When David Petraeus and Ryan Crocker, respectively the top U.S. commander and diplomat in Iraq, testified before Congress last September, they effectively defused what at the time were rising Democratic calls for an immediate withdrawal from Iraq. The men spent days on the Hill, responding deftly to loaded questions from hostile members of Congress about the progress of the “surge” and whether last year’s increase in troop levels was giving way to political reconciliation in Baghdad—the stated of goal of putting more U.S. troops on Iraqi streets. The witnesses did their best to put a positive spin on things, rightly pointing out that, for the moment, violence in Iraq had plunged to levels not seen since shortly after the 2003 invasion. Together, they urged patience in the hope that the decline in killings might soon translate into political progress.
Petraeus is set to testify again next month, and if his recent comments to the Washington Post are any indication, this time he may bring a different message. “No one feels that there has been sufficient progress by any means in the area of national reconciliation,” the general told reporters during an interview in Baghdad’s protected International Zone.
From the Post:
The Shiite-led government of Prime Minister Nouri al-Maliki has won passage of some legislation that aids the cause of reconciliation, drawing praise from President Bush and his supporters. But the Iraqi government also has deferred action on some of its most important legislative goals, including laws governing the exploitation of Iraq’s oil resources, that the Bush administration had identified as necessary benchmarks of progress toward reconciliation.
Many Iraqi parliament members and other officials acknowledge that the country’s political system is often paralyzed by sectarian divisions, but they also say that American expectations are driven by considerations in Washington and do not reflect the complexity of Iraq’s problems.

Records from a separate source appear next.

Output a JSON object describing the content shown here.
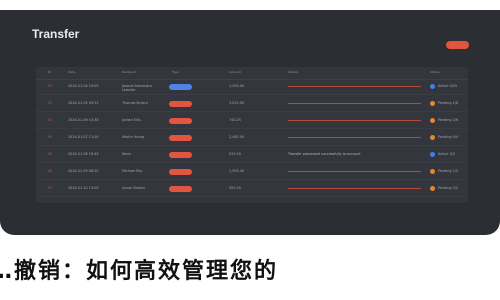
{
  "window": {
    "title": "Transfer"
  },
  "colors": {
    "accent": "#e2553f",
    "window_bg": "#2b2e33",
    "pill_blue": "#4f84e6",
    "pill_red": "#e2553f",
    "dot_orange": "#e08a2c",
    "dot_blue": "#3f7fe8"
  },
  "table": {
    "headers": [
      "ID",
      "Date",
      "Recipient",
      "Type",
      "Amount",
      "Details",
      "Status"
    ],
    "rows": [
      {
        "id": "01",
        "date": "2024-01-04 10:05",
        "name": "Jaxeral Alexandra",
        "name2": "Leonide",
        "pill": "blue",
        "amount": "1,295.00",
        "detail": "redline",
        "dot": "blue",
        "status": "Active 0/25"
      },
      {
        "id": "02",
        "date": "2024-01-05 09:12",
        "name": "Thomas Bryant",
        "pill": "red",
        "amount": "3,010.00",
        "detail": "redline",
        "dot": "orange",
        "status": "Pending 1/8"
      },
      {
        "id": "03",
        "date": "2024-01-06 14:38",
        "name": "Jordan Ellis",
        "pill": "red",
        "amount": "740.25",
        "detail": "redline",
        "dot": "orange",
        "status": "Pending 2/6"
      },
      {
        "id": "04",
        "date": "2024-01-07 11:00",
        "name": "Martin Young",
        "pill": "red",
        "amount": "2,480.00",
        "detail": "redline",
        "dot": "orange",
        "status": "Pending 0/4"
      },
      {
        "id": "05",
        "date": "2024-01-08 16:45",
        "name": "Kevin",
        "pill": "red",
        "amount": "615.00",
        "detail": "Transfer processed successfully to account",
        "dot": "blue",
        "status": "Active 3/3"
      },
      {
        "id": "06",
        "date": "2024-01-09 08:20",
        "name": "Michael Ray",
        "pill": "red",
        "amount": "1,905.40",
        "detail": "redline",
        "dot": "orange",
        "status": "Pending 1/5"
      },
      {
        "id": "07",
        "date": "2024-01-10 13:05",
        "name": "Susan Brooks",
        "pill": "red",
        "amount": "455.00",
        "detail": "redline",
        "dot": "orange",
        "status": "Pending 2/2"
      }
    ]
  },
  "caption": "…撤销：如何高效管理您的"
}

In what appeared to be a foreshadowing of his congressional testimony, which his aides said he would not discuss explicitly, Petraeus insisted that Iraqi leaders still have an opportunity to act. “We’re going to fight like the dickens” to maintain the gains in security and “where we can to try and build on it,” he said.
Moreover, the general expressed some healthy skepticism as to whether the security gains produced by the “surge” will have lasting impact:
In the interview, Petraeus conceded that some elements of both the Awakening movement and the Mahdi Army may be standing down in order to prepare for the day when the U.S. presence is diminished. “Some of them may be keeping their powder dry,” Petraeus said of Mahdi Army members. “Obviously you would expect some of that to happen.
“The issue is, again,” he continued, “how to sort of prolong what has been achieved, in just a host of different neighborhoods, villages, towns and cities, so that the Iraqi structures can continue to gather strength.”